Take a scroll through his feed and you’ll see iconic characters from Home Alone, The Grinch, and Miracle on 34th Street. From a distance, the window scenes look like black-and-white paintings, but look closely and you’ll notice each work of art is made up entirely of little dots of canned snow spray.
Blown away? You’re in good company — the artist and father from Manchester, U.K., has garnered over 1 million followers on social media and an impressive roster of clients, including Paramount, Coors Light, and Fortnite.
“I often see parents with small children stopping and talking about them and the reactions on social media are overwhelming,” Wilcock told Nice News. “Some people have messaged to say they spend ages watching the videos; they find them therapeutic to watch.”
In his videos, Wilcock documents his process of bringing intricate displays to life with a handful of tools: a can of snow spray, a brush, and a plastic scraper. They’re often recorded from a close-up perspective as Wilcock sprays the canned snow, shapes the lines, and refines the details with a steady hand. But it isn’t until he zooms out that the masterpieces are seen in full winter whimsy.
For example, one of his most-loved posts, which has 6 million likes and 21,000 comments, shows his process of creating the famous McCallister house from Home Alone. At first, you see the brick suburban house detailed with the front porch steps, door wreath, and windows lined with Christmas lights. Then, as he zooms out and pans to the left, you see the classic image of Kevin screaming with his hands over his cheeks. (A different version of a Home Alone scene includes the Oh-Kay Plumbing van that Harry and Marv drove and a trail of footsteps in the snow.)
“We want the designs to bring an exciting feeling when people see them,” Wilcock said. “We want them to think ‘Christmas is coming’ and bring the tradition back into the family homes where everyone can admire them.”
Some of his other holiday creations capture Cindy Lou Who from The Grinch, the snowy train from The Polar Express, and Buddy from Elf. Each is complete with intricate details and expressions that look so realistic and jaw-droppingly good, it’s comforting to know the art will stay on the windows until it’s intentionally scraped off (in some cases not for years!), according to his website.

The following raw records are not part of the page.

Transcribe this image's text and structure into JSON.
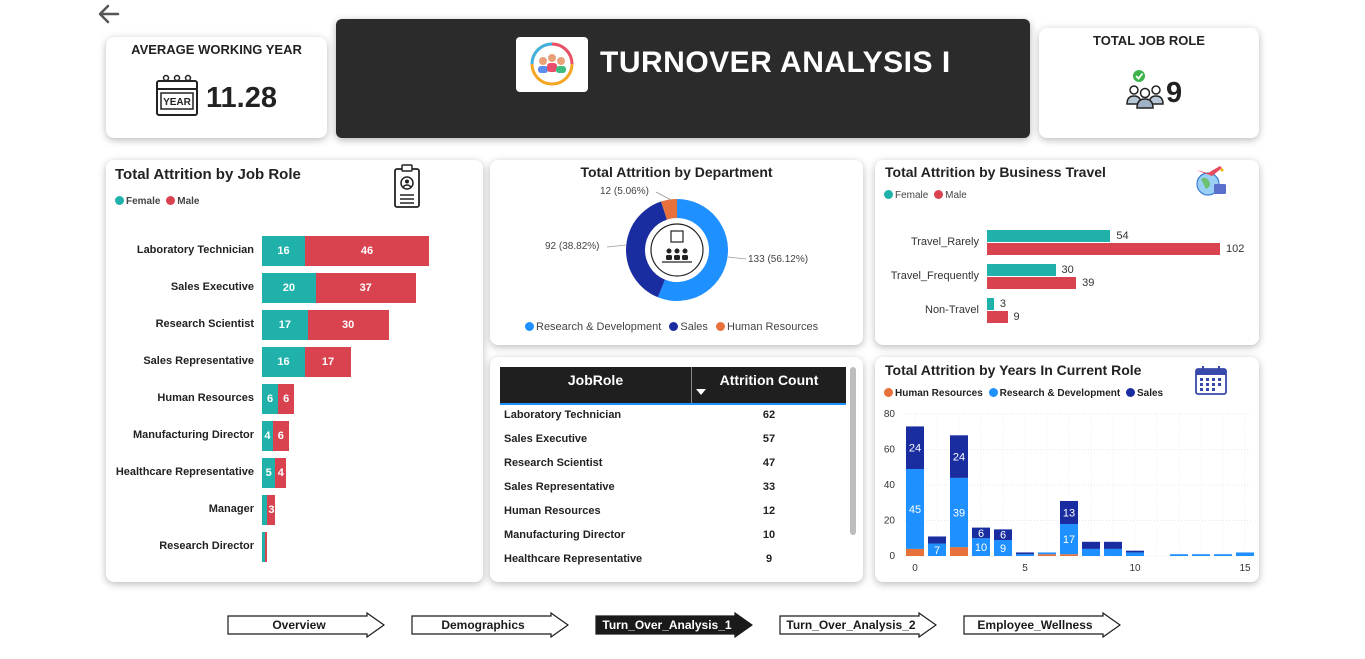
{
  "kpis": {
    "avg_working_year_title": "AVERAGE WORKING YEAR",
    "avg_working_year_value": "11.28",
    "calendar_label": "YEAR",
    "total_job_role_title": "TOTAL JOB ROLE",
    "total_job_role_value": "9"
  },
  "banner": {
    "title": "TURNOVER ANALYSIS I"
  },
  "job_role_card": {
    "title": "Total Attrition by Job Role",
    "legend": [
      "Female",
      "Male"
    ]
  },
  "department_card": {
    "title": "Total Attrition by Department",
    "labels": [
      "133 (56.12%)",
      "92 (38.82%)",
      "12 (5.06%)"
    ],
    "legend": [
      "Research & Development",
      "Sales",
      "Human Resources"
    ]
  },
  "travel_card": {
    "title": "Total Attrition by Business Travel",
    "legend": [
      "Female",
      "Male"
    ]
  },
  "table": {
    "headers": [
      "JobRole",
      "Attrition Count"
    ],
    "rows": [
      [
        "Laboratory Technician",
        "62"
      ],
      [
        "Sales Executive",
        "57"
      ],
      [
        "Research Scientist",
        "47"
      ],
      [
        "Sales Representative",
        "33"
      ],
      [
        "Human Resources",
        "12"
      ],
      [
        "Manufacturing Director",
        "10"
      ],
      [
        "Healthcare Representative",
        "9"
      ]
    ]
  },
  "years_card": {
    "title": "Total Attrition by Years In Current Role",
    "legend": [
      "Human Resources",
      "Research & Development",
      "Sales"
    ]
  },
  "nav": [
    "Overview",
    "Demographics",
    "Turn_Over_Analysis_1",
    "Turn_Over_Analysis_2",
    "Employee_Wellness"
  ],
  "colors": {
    "female": "#20b2aa",
    "male": "#d9434f",
    "rd": "#1e90ff",
    "sales": "#1a2da0",
    "hr": "#e8703a",
    "banner": "#2b2b2b"
  },
  "chart_data": [
    {
      "type": "bar",
      "orientation": "horizontal",
      "stacked": true,
      "title": "Total Attrition by Job Role",
      "categories": [
        "Laboratory Technician",
        "Sales Executive",
        "Research Scientist",
        "Sales Representative",
        "Human Resources",
        "Manufacturing Director",
        "Healthcare Representative",
        "Manager",
        "Research Director"
      ],
      "series": [
        {
          "name": "Female",
          "values": [
            16,
            20,
            17,
            16,
            6,
            4,
            5,
            2,
            1
          ]
        },
        {
          "name": "Male",
          "values": [
            46,
            37,
            30,
            17,
            6,
            6,
            4,
            3,
            1
          ]
        }
      ],
      "legend": "top-left"
    },
    {
      "type": "pie",
      "donut": true,
      "title": "Total Attrition by Department",
      "categories": [
        "Research & Development",
        "Sales",
        "Human Resources"
      ],
      "values": [
        133,
        92,
        12
      ],
      "legend": "bottom"
    },
    {
      "type": "bar",
      "orientation": "horizontal",
      "title": "Total Attrition by Business Travel",
      "categories": [
        "Travel_Rarely",
        "Travel_Frequently",
        "Non-Travel"
      ],
      "series": [
        {
          "name": "Female",
          "values": [
            54,
            30,
            3
          ]
        },
        {
          "name": "Male",
          "values": [
            102,
            39,
            9
          ]
        }
      ],
      "legend": "top-left"
    },
    {
      "type": "bar",
      "stacked": true,
      "title": "Total Attrition by Years In Current Role",
      "x": [
        0,
        1,
        2,
        3,
        4,
        5,
        6,
        7,
        8,
        9,
        10,
        11,
        12,
        13,
        14,
        15
      ],
      "series": [
        {
          "name": "Human Resources",
          "values": [
            4,
            0,
            5,
            0,
            0,
            0,
            1,
            1,
            0,
            0,
            0,
            0,
            0,
            0,
            0,
            0
          ]
        },
        {
          "name": "Research & Development",
          "values": [
            45,
            7,
            39,
            10,
            9,
            1,
            1,
            17,
            4,
            4,
            2,
            0,
            1,
            1,
            1,
            2
          ]
        },
        {
          "name": "Sales",
          "values": [
            24,
            4,
            24,
            6,
            6,
            1,
            0,
            13,
            4,
            4,
            1,
            0,
            0,
            0,
            0,
            0
          ]
        }
      ],
      "xticks": [
        0,
        5,
        10,
        15
      ],
      "yticks": [
        0,
        20,
        40,
        60,
        80
      ],
      "ylim": [
        0,
        80
      ],
      "grid": true,
      "legend": "top-left"
    }
  ]
}
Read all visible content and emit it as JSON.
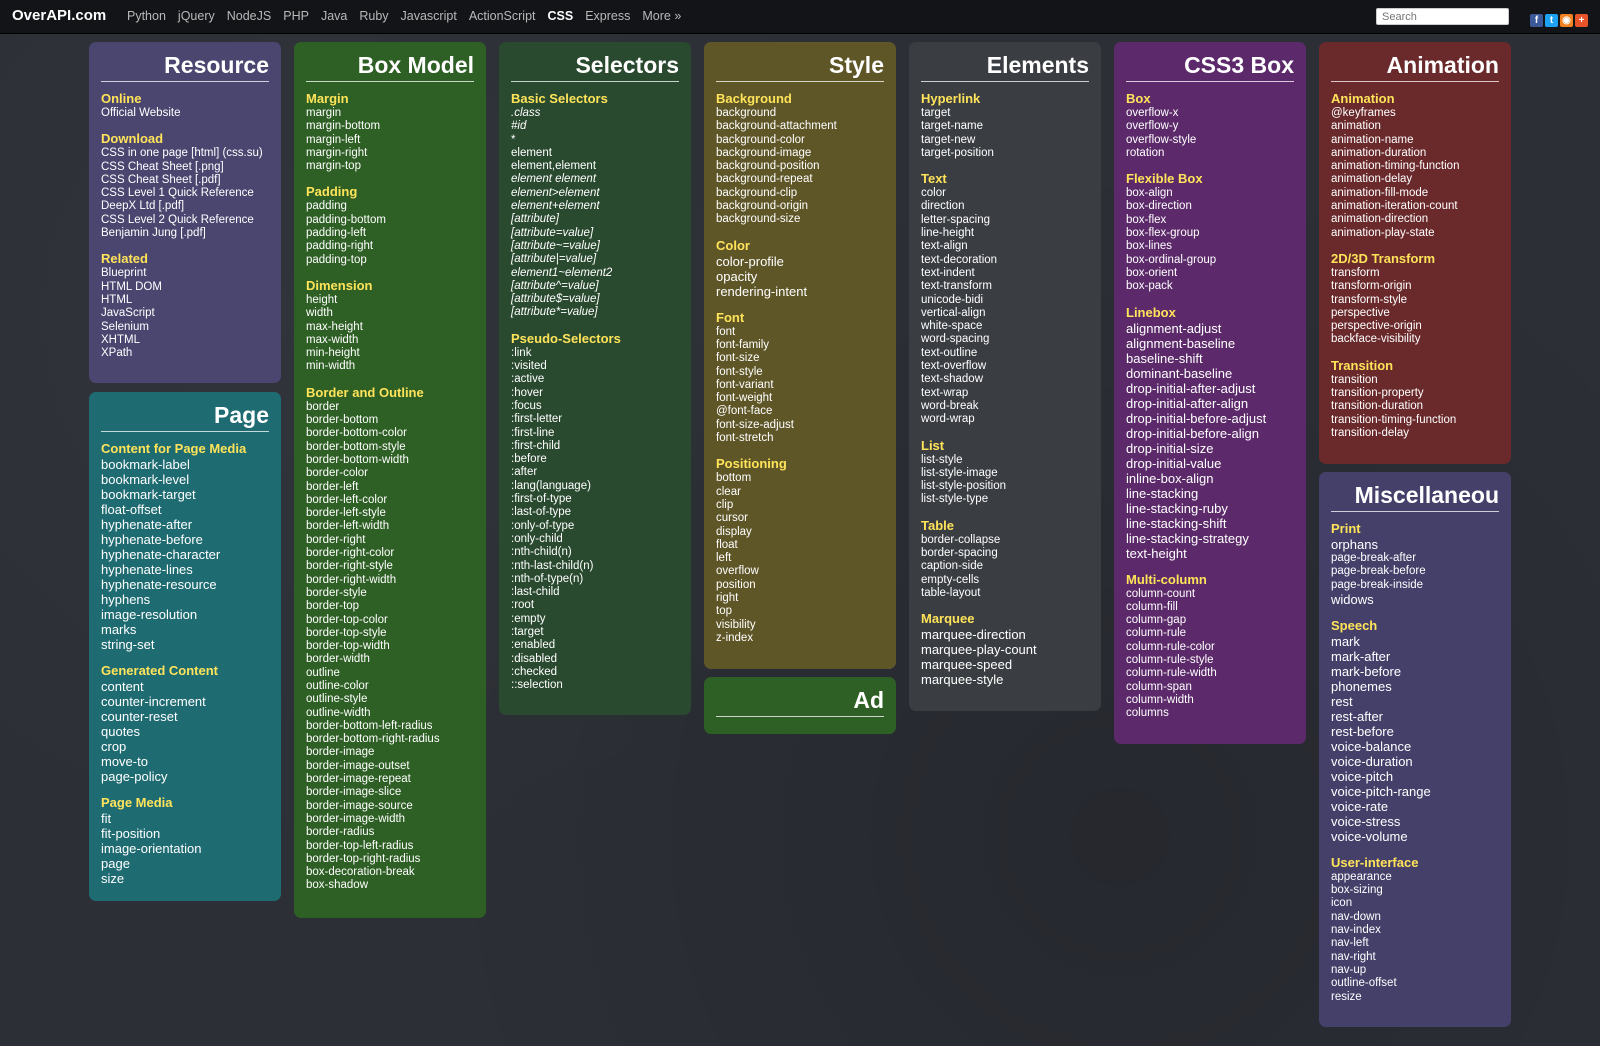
{
  "topbar": {
    "logo": "OverAPI.com",
    "nav": [
      "Python",
      "jQuery",
      "NodeJS",
      "PHP",
      "Java",
      "Ruby",
      "Javascript",
      "ActionScript",
      "CSS",
      "Express",
      "More »"
    ],
    "active": "CSS",
    "search_placeholder": "Search",
    "social": [
      {
        "icon": "facebook-icon",
        "glyph": "f",
        "color": "#3b5998"
      },
      {
        "icon": "twitter-icon",
        "glyph": "t",
        "color": "#1da1f2"
      },
      {
        "icon": "rss-icon",
        "glyph": "◉",
        "color": "#f58220"
      },
      {
        "icon": "plus-icon",
        "glyph": "+",
        "color": "#e8542a"
      }
    ]
  },
  "cards": [
    {
      "id": "resource",
      "title": "Resource",
      "color": "#4b4670",
      "sections": [
        {
          "head": "Online",
          "items": [
            "Official Website"
          ]
        },
        {
          "head": "Download",
          "items": [
            "CSS in one page [html] (css.su)",
            "CSS Cheat Sheet [.png]",
            "CSS Cheat Sheet [.pdf]",
            "CSS Level 1 Quick Reference",
            "DeepX Ltd [.pdf]",
            "CSS Level 2 Quick Reference",
            "Benjamin Jung [.pdf]"
          ]
        },
        {
          "head": "Related",
          "items": [
            "Blueprint",
            "HTML DOM",
            "HTML",
            "JavaScript",
            "Selenium",
            "XHTML",
            "XPath"
          ]
        }
      ]
    },
    {
      "id": "page",
      "title": "Page",
      "color": "#1f6b72",
      "big": true,
      "sections": [
        {
          "head": "Content for Page Media",
          "items": [
            "bookmark-label",
            "bookmark-level",
            "bookmark-target",
            "float-offset",
            "hyphenate-after",
            "hyphenate-before",
            "hyphenate-character",
            "hyphenate-lines",
            "hyphenate-resource",
            "hyphens",
            "image-resolution",
            "marks",
            "string-set"
          ]
        },
        {
          "head": "Generated Content",
          "items": [
            "content",
            "counter-increment",
            "counter-reset",
            "quotes",
            "crop",
            "move-to",
            "page-policy"
          ],
          "large_from": 4
        },
        {
          "head": "Page Media",
          "items": [
            "fit",
            "fit-position",
            "image-orientation",
            "page",
            "size"
          ]
        }
      ]
    },
    {
      "id": "boxmodel",
      "title": "Box Model",
      "color": "#2e5f24",
      "sections": [
        {
          "head": "Margin",
          "items": [
            "margin",
            "margin-bottom",
            "margin-left",
            "margin-right",
            "margin-top"
          ]
        },
        {
          "head": "Padding",
          "items": [
            "padding",
            "padding-bottom",
            "padding-left",
            "padding-right",
            "padding-top"
          ]
        },
        {
          "head": "Dimension",
          "items": [
            "height",
            "width",
            "max-height",
            "max-width",
            "min-height",
            "min-width"
          ]
        },
        {
          "head": "Border and Outline",
          "items": [
            "border",
            "border-bottom",
            "border-bottom-color",
            "border-bottom-style",
            "border-bottom-width",
            "border-color",
            "border-left",
            "border-left-color",
            "border-left-style",
            "border-left-width",
            "border-right",
            "border-right-color",
            "border-right-style",
            "border-right-width",
            "border-style",
            "border-top",
            "border-top-color",
            "border-top-style",
            "border-top-width",
            "border-width",
            "outline",
            "outline-color",
            "outline-style",
            "outline-width",
            "border-bottom-left-radius",
            "border-bottom-right-radius",
            "border-image",
            "border-image-outset",
            "border-image-repeat",
            "border-image-slice",
            "border-image-source",
            "border-image-width",
            "border-radius",
            "border-top-left-radius",
            "border-top-right-radius",
            "box-decoration-break",
            "box-shadow"
          ]
        }
      ]
    },
    {
      "id": "selectors",
      "title": "Selectors",
      "color": "#2a4a30",
      "sections": [
        {
          "head": "Basic Selectors",
          "items": [
            ".class",
            "#id",
            "*",
            "element",
            "element,element",
            "element element",
            "element>element",
            "element+element",
            "[attribute]",
            "[attribute=value]",
            "[attribute~=value]",
            "[attribute|=value]",
            "element1~element2",
            "[attribute^=value]",
            "[attribute$=value]",
            "[attribute*=value]"
          ],
          "italic": [
            0,
            1,
            5,
            6,
            7,
            8,
            9,
            10,
            11,
            12,
            13,
            14,
            15
          ]
        },
        {
          "head": "Pseudo-Selectors",
          "items": [
            ":link",
            ":visited",
            ":active",
            ":hover",
            ":focus",
            ":first-letter",
            ":first-line",
            ":first-child",
            ":before",
            ":after",
            ":lang(language)",
            ":first-of-type",
            ":last-of-type",
            ":only-of-type",
            ":only-child",
            ":nth-child(n)",
            ":nth-last-child(n)",
            ":nth-of-type(n)",
            ":last-child",
            ":root",
            ":empty",
            ":target",
            ":enabled",
            ":disabled",
            ":checked",
            "::selection"
          ]
        }
      ]
    },
    {
      "id": "style",
      "title": "Style",
      "color": "#5f5628",
      "sections": [
        {
          "head": "Background",
          "items": [
            "background",
            "background-attachment",
            "background-color",
            "background-image",
            "background-position",
            "background-repeat",
            "background-clip",
            "background-origin",
            "background-size"
          ]
        },
        {
          "head": "Color",
          "items": [
            "color-profile",
            "opacity",
            "rendering-intent"
          ],
          "large_all": true
        },
        {
          "head": "Font",
          "items": [
            "font",
            "font-family",
            "font-size",
            "font-style",
            "font-variant",
            "font-weight",
            "@font-face",
            "font-size-adjust",
            "font-stretch"
          ]
        },
        {
          "head": "Positioning",
          "items": [
            "bottom",
            "clear",
            "clip",
            "cursor",
            "display",
            "float",
            "left",
            "overflow",
            "position",
            "right",
            "top",
            "visibility",
            "z-index"
          ]
        }
      ]
    },
    {
      "id": "ad",
      "title": "Ad",
      "color": "#2e5f24",
      "sections": []
    },
    {
      "id": "elements",
      "title": "Elements",
      "color": "#3a3d42",
      "sections": [
        {
          "head": "Hyperlink",
          "items": [
            "target",
            "target-name",
            "target-new",
            "target-position"
          ]
        },
        {
          "head": "Text",
          "items": [
            "color",
            "direction",
            "letter-spacing",
            "line-height",
            "text-align",
            "text-decoration",
            "text-indent",
            "text-transform",
            "unicode-bidi",
            "vertical-align",
            "white-space",
            "word-spacing",
            "text-outline",
            "text-overflow",
            "text-shadow",
            "text-wrap",
            "word-break",
            "word-wrap"
          ]
        },
        {
          "head": "List",
          "items": [
            "list-style",
            "list-style-image",
            "list-style-position",
            "list-style-type"
          ]
        },
        {
          "head": "Table",
          "items": [
            "border-collapse",
            "border-spacing",
            "caption-side",
            "empty-cells",
            "table-layout"
          ]
        },
        {
          "head": "Marquee",
          "items": [
            "marquee-direction",
            "marquee-play-count",
            "marquee-speed",
            "marquee-style"
          ],
          "large_all": true
        }
      ]
    },
    {
      "id": "css3box",
      "title": "CSS3 Box",
      "color": "#5c2a6a",
      "sections": [
        {
          "head": "Box",
          "items": [
            "overflow-x",
            "overflow-y",
            "overflow-style",
            "rotation"
          ]
        },
        {
          "head": "Flexible Box",
          "items": [
            "box-align",
            "box-direction",
            "box-flex",
            "box-flex-group",
            "box-lines",
            "box-ordinal-group",
            "box-orient",
            "box-pack"
          ]
        },
        {
          "head": "Linebox",
          "items": [
            "alignment-adjust",
            "alignment-baseline",
            "baseline-shift",
            "dominant-baseline",
            "drop-initial-after-adjust",
            "drop-initial-after-align",
            "drop-initial-before-adjust",
            "drop-initial-before-align",
            "drop-initial-size",
            "drop-initial-value",
            "inline-box-align",
            "line-stacking",
            "line-stacking-ruby",
            "line-stacking-shift",
            "line-stacking-strategy",
            "text-height"
          ],
          "large_all": true
        },
        {
          "head": "Multi-column",
          "items": [
            "column-count",
            "column-fill",
            "column-gap",
            "column-rule",
            "column-rule-color",
            "column-rule-style",
            "column-rule-width",
            "column-span",
            "column-width",
            "columns"
          ]
        }
      ]
    },
    {
      "id": "animation",
      "title": "Animation",
      "color": "#6a2a2c",
      "sections": [
        {
          "head": "Animation",
          "items": [
            "@keyframes",
            "animation",
            "animation-name",
            "animation-duration",
            "animation-timing-function",
            "animation-delay",
            "animation-fill-mode",
            "animation-iteration-count",
            "animation-direction",
            "animation-play-state"
          ]
        },
        {
          "head": "2D/3D Transform",
          "items": [
            "transform",
            "transform-origin",
            "transform-style",
            "perspective",
            "perspective-origin",
            "backface-visibility"
          ]
        },
        {
          "head": "Transition",
          "items": [
            "transition",
            "transition-property",
            "transition-duration",
            "transition-timing-function",
            "transition-delay"
          ]
        }
      ]
    },
    {
      "id": "misc",
      "title": "Miscellaneou",
      "color": "#45406a",
      "sections": [
        {
          "head": "Print",
          "items": [
            "orphans",
            "page-break-after",
            "page-break-before",
            "page-break-inside",
            "widows"
          ],
          "large_idx": [
            0,
            4
          ]
        },
        {
          "head": "Speech",
          "items": [
            "mark",
            "mark-after",
            "mark-before",
            "phonemes",
            "rest",
            "rest-after",
            "rest-before",
            "voice-balance",
            "voice-duration",
            "voice-pitch",
            "voice-pitch-range",
            "voice-rate",
            "voice-stress",
            "voice-volume"
          ],
          "large_all": true
        },
        {
          "head": "User-interface",
          "items": [
            "appearance",
            "box-sizing",
            "icon",
            "nav-down",
            "nav-index",
            "nav-left",
            "nav-right",
            "nav-up",
            "outline-offset",
            "resize"
          ]
        }
      ]
    }
  ]
}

Beyond Christmas films, Wilcock also creates Halloween window scenes, such as the Sanderson sisters from Hocus Pocus and Jack and Sally from The Nightmare Before Christmas, along with family portraits, tribute murals, and more commissioned pieces.
So how did Wilcock get into the unique world of snow art? He used to spend all his free time drawing and painting, and began making snow scenes during the holidays while also working as a mechanic, he told Nice News.
“I had been trying out different techniques and even tried to get in with tattoo parlors,” he said. “I spent days walking around to different ones showing them my portfolios and was laughed out of some.”
Undeterred, he continued to make art for pleasure, including snow designs on his own home windows around the holidays.
“My wife was so impressed, she posted it on her private social media and people started to ask if I could do theirs and it snowballed from there,” he explained.
Now, he travels the country making bespoke designs and hopes they bring a combination of excitement and tradition to families.
“I’m still learning as I go along but I’ve had people approach me for advice and I take a lot of pride in that,” Wilcock told PA Media. “Especially when it’s people who have always dreamt about doing this sort of work but never had the confidence to go for it. I always try to talk them into it.”
In addition to encouragement, Wilcock shares “how to” videos on social media and provides free tutorials on his website so his fans can create their own snowy scenes at home.
And when he’s not creating holiday or non-season snow art, Wilcock uses his skills to draw black-and-white portraits and colorful wall art.
Whatever the masterpiece that’s being created, one thing’s for sure: The scenes bring a whole lot of joy and life to windows, walls, neighbors, and feeds all over the world — and serve as a reminder to keep going after your dreams.
“Find something you enjoy doing and make small goals, feeling a sense of achievement with even the smallest goal can make a shift inside you that fills you with pride,” he said.